Legal Environment(0 = best, 30 = worst)
Political Environment(0 = best, 40 = worst)
Economic Environment(0 = best, 30 = worst)
Freedom of expression is protected under Article 73 of the constitution, and the government generally does not interfere in the independent media’s presentation of a wide variety of views. However, there are limitations to this freedom, including restrictions on verbal assaults based on race, religion, nationality, or sexual orientation.
A new media law ratified in 2011 contained a number of positive provisions, including editorial independence from media owners and the protection of sources. The country’s libel legislation, which journalists have often criticized as an avenue to silence the press, also saw improvement. Under Article 51 of the new law, journalists can no longer be held responsible for potentially libelous quotes from their sources.
At the end of 2013, the Ministry of the Interior allegedly leaked a memo to the media about the case of a Nigerian asylum seeker; the memo included unproven allegations about the asylum seeker that were damaging to his reputation. Although media organizations reported on the memo uncritically, most outlets maintained silence on the matter when the daily newspaper DV began investigating the leak allegations. Lawyers representing the asylum seeker’s partner filed charges against the ministry, citing breach of confidentiality and abuse of public office, and the state prosecutor is currently investigating the case.

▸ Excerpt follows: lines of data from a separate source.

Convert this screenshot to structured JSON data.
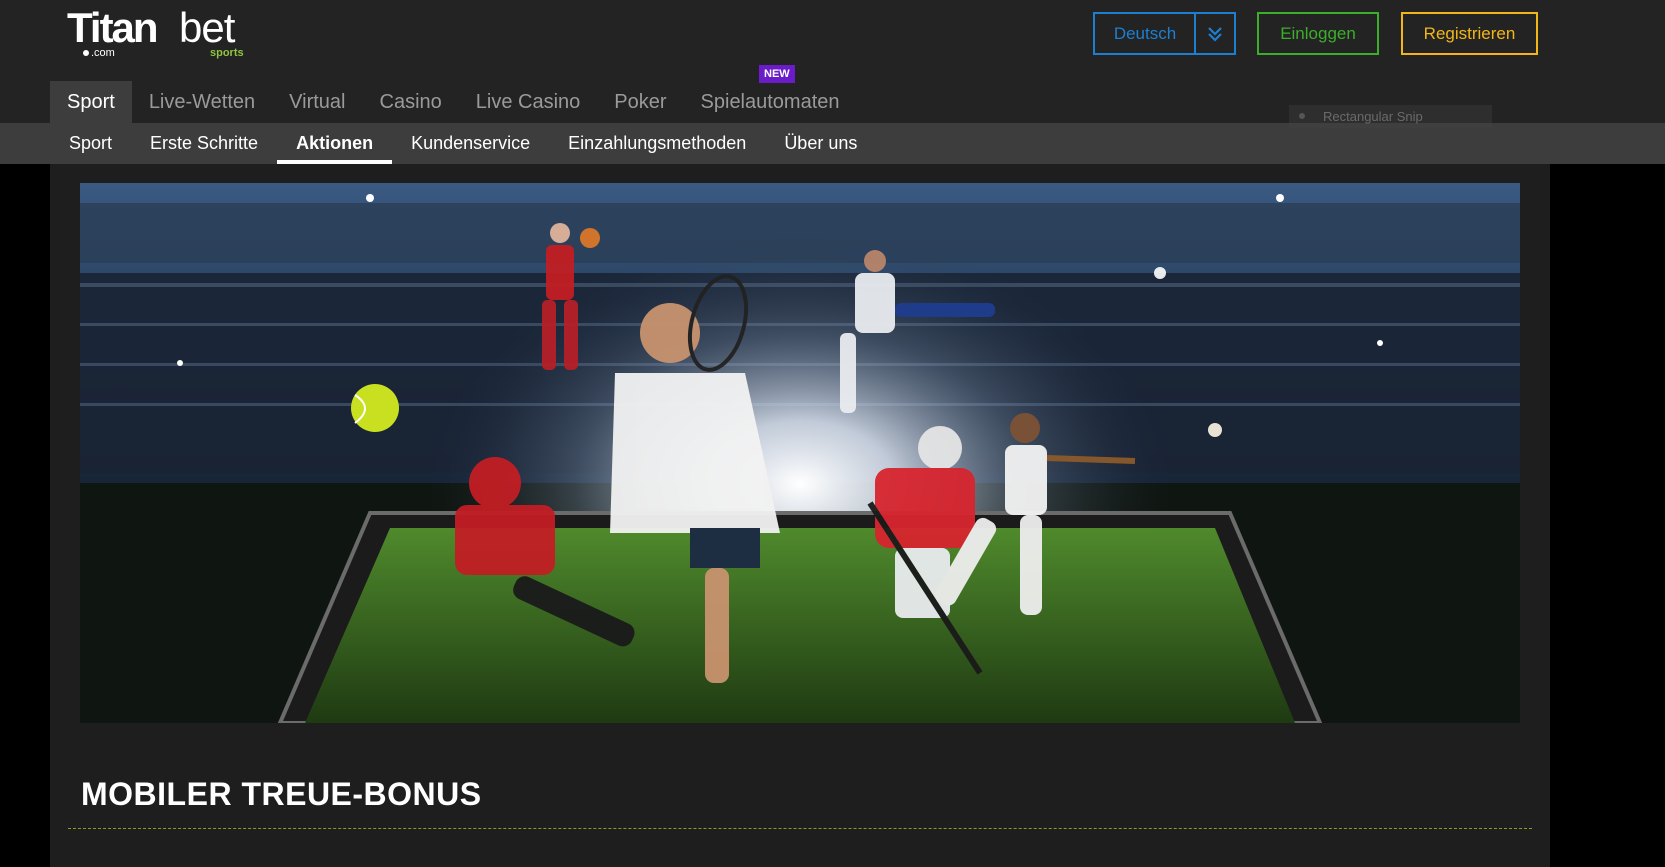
{
  "logo": {
    "brand_bold": "Titan",
    "brand_light": "bet",
    "suffix": ".com",
    "tagline": "sports"
  },
  "header": {
    "language": "Deutsch",
    "login_label": "Einloggen",
    "register_label": "Registrieren"
  },
  "main_nav": {
    "items": [
      {
        "label": "Sport",
        "active": true
      },
      {
        "label": "Live-Wetten"
      },
      {
        "label": "Virtual"
      },
      {
        "label": "Casino"
      },
      {
        "label": "Live Casino"
      },
      {
        "label": "Poker"
      },
      {
        "label": "Spielautomaten"
      }
    ],
    "badge": "NEW"
  },
  "sub_nav": {
    "items": [
      {
        "label": "Sport"
      },
      {
        "label": "Erste Schritte"
      },
      {
        "label": "Aktionen",
        "active": true
      },
      {
        "label": "Kundenservice"
      },
      {
        "label": "Einzahlungsmethoden"
      },
      {
        "label": "Über uns"
      }
    ]
  },
  "overlay": {
    "snip_label": "Rectangular Snip"
  },
  "page": {
    "heading": "MOBILER TREUE-BONUS"
  },
  "colors": {
    "header_bg": "#232323",
    "subnav_bg": "#3d3d3d",
    "language_blue": "#1e7fd0",
    "login_green": "#3cae2b",
    "register_yellow": "#f2b619",
    "badge_purple": "#6b1cc9",
    "rule_olive": "#8c9a2a"
  }
}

The year 2013 saw little progress by the ambitious International Modern Media Institute (IMMI), which spearheads the Icelandic Modern Media Initiative—a parliamentary resolution, inspired by both the financial crisis and the antisecrecy organization WikiLeaks, that aims to make Iceland into a journalistic haven with strong protections for sources, whistleblowers, and freedom of expression and information at large. Although source protection has been implemented into law, most of IMMI’s proposed changes are pending or incomplete. The new Information Act, passed in January 2013 to strengthen existing legislation, was cited by IMMI as unsatisfactory in its provisions for public access to information.
Physical attacks and harassment are not generally directed at journalists, and no cases were reported in 2013.
The country’s wide range of publications includes both independent and party-affiliated newspapers, but the financial crisis that began in 2008 has led to cutbacks in both broadcast and print media. The Icelandic National Broadcasting Service (RUV) runs radio and television stations funded by license fees as well as by advertising revenue. Concentration of ownership remains a concern in Iceland, as the media company 365 controls much of the country’s private television and radio broadcasting, the most widely circulated national newspaper, a major domestic news website, and several magazines. Around 97 percent of Iceland’s population accessed the internet in 2013, and the country has the second-highest percentage of Facebook users in the world. The internet is not restricted by the government.